I disagree with you on the games, though. I think violence in games is pure fantasy for most players, as connected to real life violence as violence in books, film, and TV. Which is as old as literature itself.
Actually Colin, I don’t disagree with you at all. My post here, which I think is what Colin is referring to, and the comments it generated, if anything proved that the jury is still out on the linkages (if any) between simulated violence in PC games and real life violence and conflict.
However, it is a fact that in early 2005, a Chinese gamer killed a fellow gamer over something that only existed in the online world of a game they were both playing at the time. Now that’s an interesting development – the first I know of the first degree murder of an individual over something that didn’t really exist.
As I ask in my paper on the future of ODR, written for the 4th UN ODR Conference held recently in Cairo, Egypt:
What if communal violence from the real world spills over into flaming and hate between and within communities in Second Life, or vice-versa?
The game I refer to here called Second Life is increasingly becoming a playground for experiments on how the real and virtual worlds interact. Business models and entire lives are lived out on Second Life.
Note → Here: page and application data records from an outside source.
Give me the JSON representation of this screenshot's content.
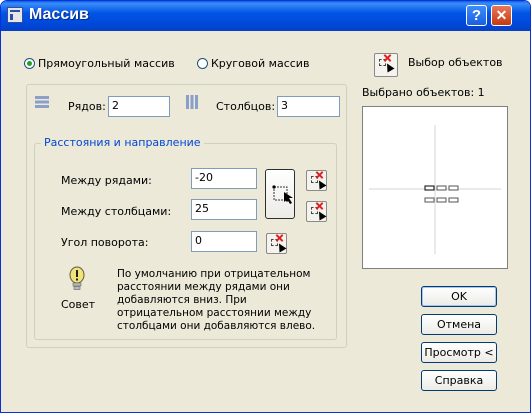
{
  "window": {
    "title": "Массив"
  },
  "mode": {
    "rect_label": "Прямоугольный массив",
    "polar_label": "Круговой массив",
    "selected": "rect"
  },
  "select_objects": {
    "label": "Выбор объектов",
    "selected_count_text": "Выбрано объектов: 1"
  },
  "grid": {
    "rows_label": "Рядов:",
    "rows_value": "2",
    "cols_label": "Столбцов:",
    "cols_value": "3"
  },
  "offsets": {
    "group_title": "Расстояния и направление",
    "row_label": "Между рядами:",
    "row_value": "-20",
    "col_label": "Между столбцами:",
    "col_value": "25",
    "angle_label": "Угол поворота:",
    "angle_value": "0"
  },
  "tip": {
    "label": "Совет",
    "text": "По умолчанию при отрицательном расстоянии между рядами они добавляются вниз. При отрицательном расстоянии между столбцами они добавляются влево."
  },
  "buttons": {
    "ok": "OK",
    "cancel": "Отмена",
    "preview": "Просмотр <",
    "help": "Справка"
  },
  "colors": {
    "title_bar": "#0055e5",
    "dialog_bg": "#ece9d8",
    "group_title": "#0046d5"
  }
}
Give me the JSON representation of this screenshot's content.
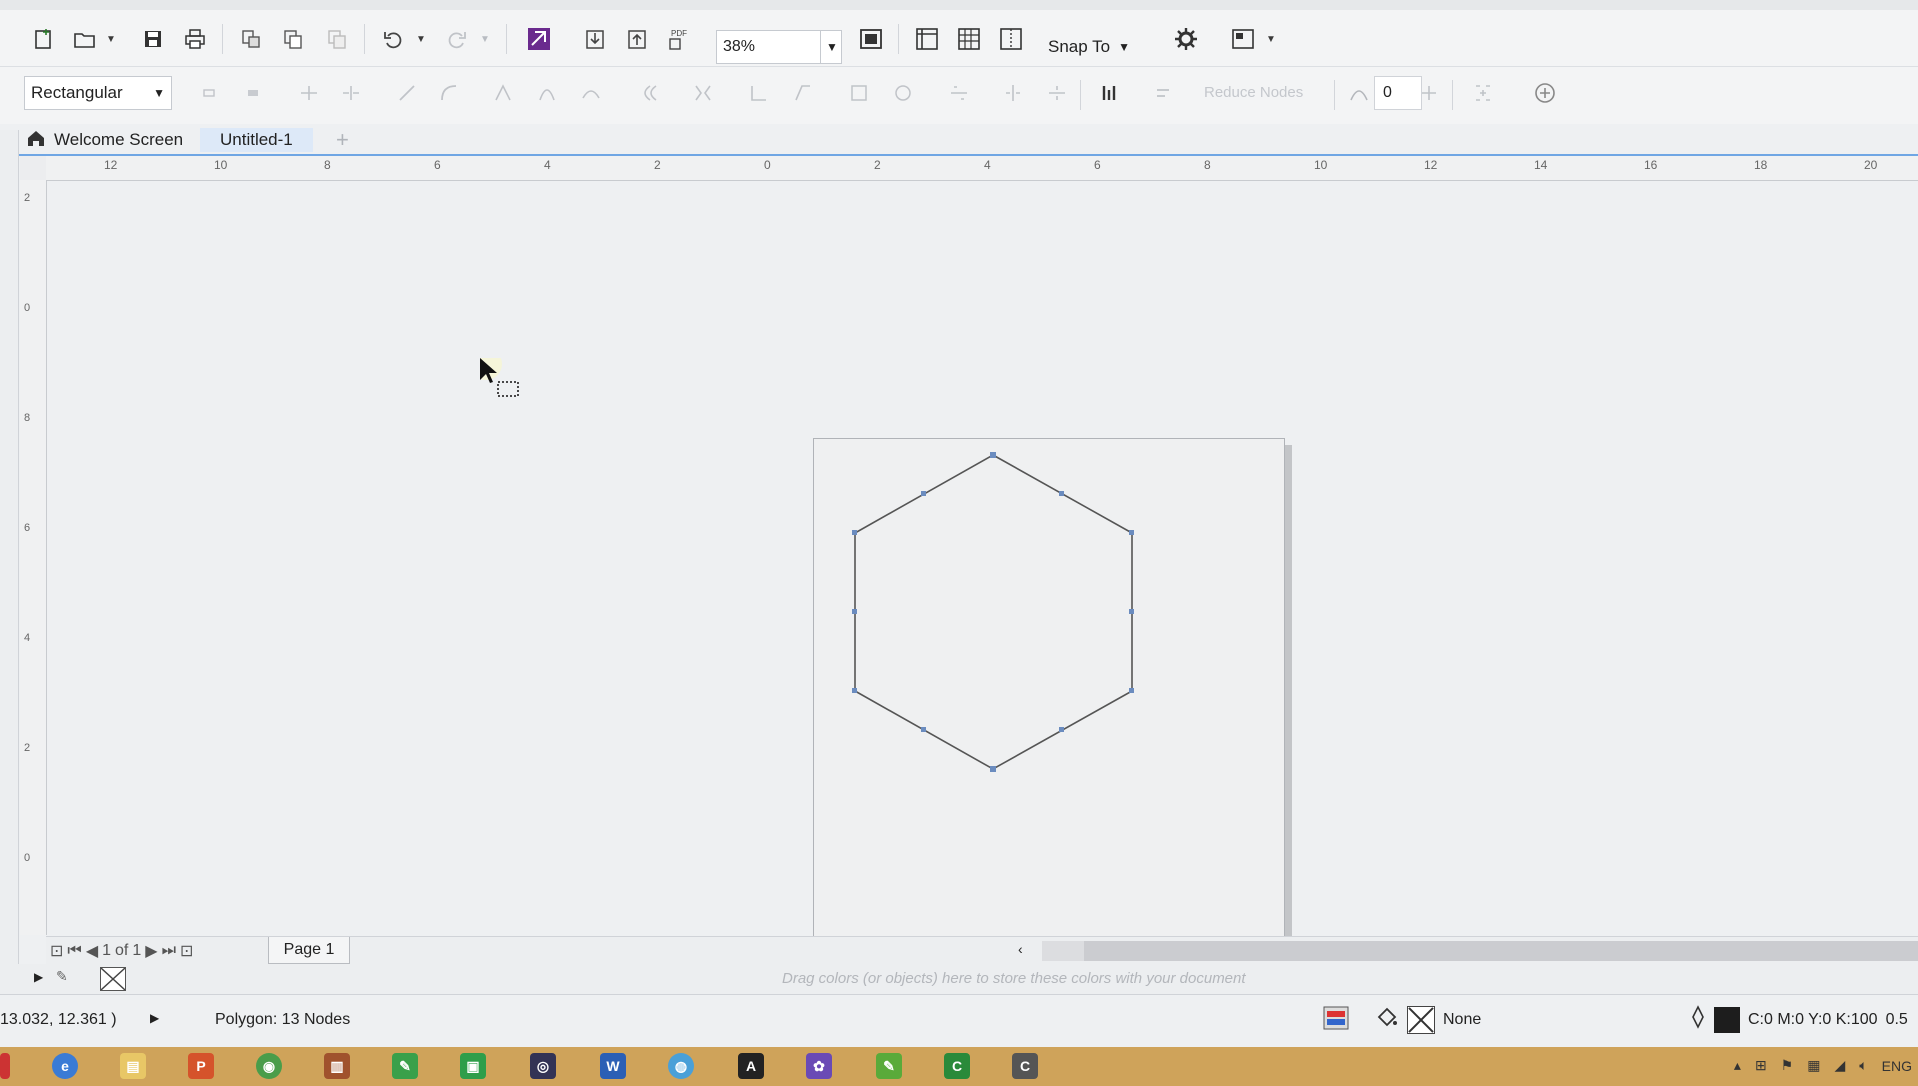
{
  "toolbar": {
    "zoom_value": "38%",
    "snap_label": "Snap To"
  },
  "property_bar": {
    "shape_type": "Rectangular",
    "reduce_nodes_label": "Reduce Nodes",
    "number_value": "0"
  },
  "tabs": [
    {
      "label": "Welcome Screen"
    },
    {
      "label": "Untitled-1"
    }
  ],
  "ruler_h_labels": [
    "12",
    "10",
    "8",
    "6",
    "4",
    "2",
    "0",
    "2",
    "4",
    "6",
    "8",
    "10",
    "12",
    "14",
    "16",
    "18",
    "20"
  ],
  "ruler_v_labels": [
    "2",
    "0",
    "8",
    "6",
    "4",
    "2",
    "0"
  ],
  "page_nav": {
    "current": "1",
    "of_text": "of",
    "total": "1",
    "page_tab": "Page 1"
  },
  "palette_hint": "Drag colors (or objects) here to store these colors with your document",
  "status": {
    "coordinates": "13.032, 12.361 )",
    "object_info": "Polygon: 13 Nodes",
    "fill_label": "None",
    "outline_color": "C:0 M:0 Y:0 K:100",
    "outline_width": "0.5"
  },
  "tray": {
    "language": "ENG"
  },
  "colors": {
    "accent": "#6fa6e4",
    "taskbar": "#cfa35a",
    "polygon_stroke": "#555555"
  }
}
My interest is in this new generation of ‘games’ or virtual reality and what impact they can / will have on real life.
Colin importantly points to the larger debate that informs our appreciation of these new developments in his post here:
There are websites devoted to inventorying and criticizing violent acts on film, as if each episode was glorifying violence in the abstract. In fact, all violence in movies is simulated, and much of it is presented critically. Even Shakespeare used violence extensively throughout his plays. As Amanda Mabillard explains it, “Elizabethan and Jacobean audiences reveled in shocking drama… some of Shakespeare’s most violent plays were by far his most popular during his lifetime… Hamlet’s father is poisoned with a potion so potent that it immediately causes bubbling scabs on his body; King Duncan is lured to Macbeth’s castle to be slaughtered in his bed, and so on.” But Shakespeare was not out to glorify violence. His plays are far more subtle and nuanced than that literal interpretation might indicate.
I still maintain however that what Second Life and games like it offer in terms of complexity and real / virtual world interplays is far more complex and textured than the traditional study of games such as Doom III and their impact on real life.
As I’ve called for earlier, it would be interesting to take games such as Second Life, or more specifically, their gaming engines, and create new games that are vernacular driven online world which engage grassroots stakeholders, from community IT centres around the world, to participate and virtually enact real world scenarios so as to gain a better understanding of the complexity of conflict transformation.
Such exercises are already on the ascendant – see for instance the Virtual Peer Mediation experiment using Second Life.
My interest is to take these from fringe activities to mainstream theory and practice – to develop sophisticated gaming systems that contribute to future scenario planning exercises, help build local capacities for peacebuilding and strengthen knowledge and awareness of conflict resolution in classrooms of the next generation of peacebuilders.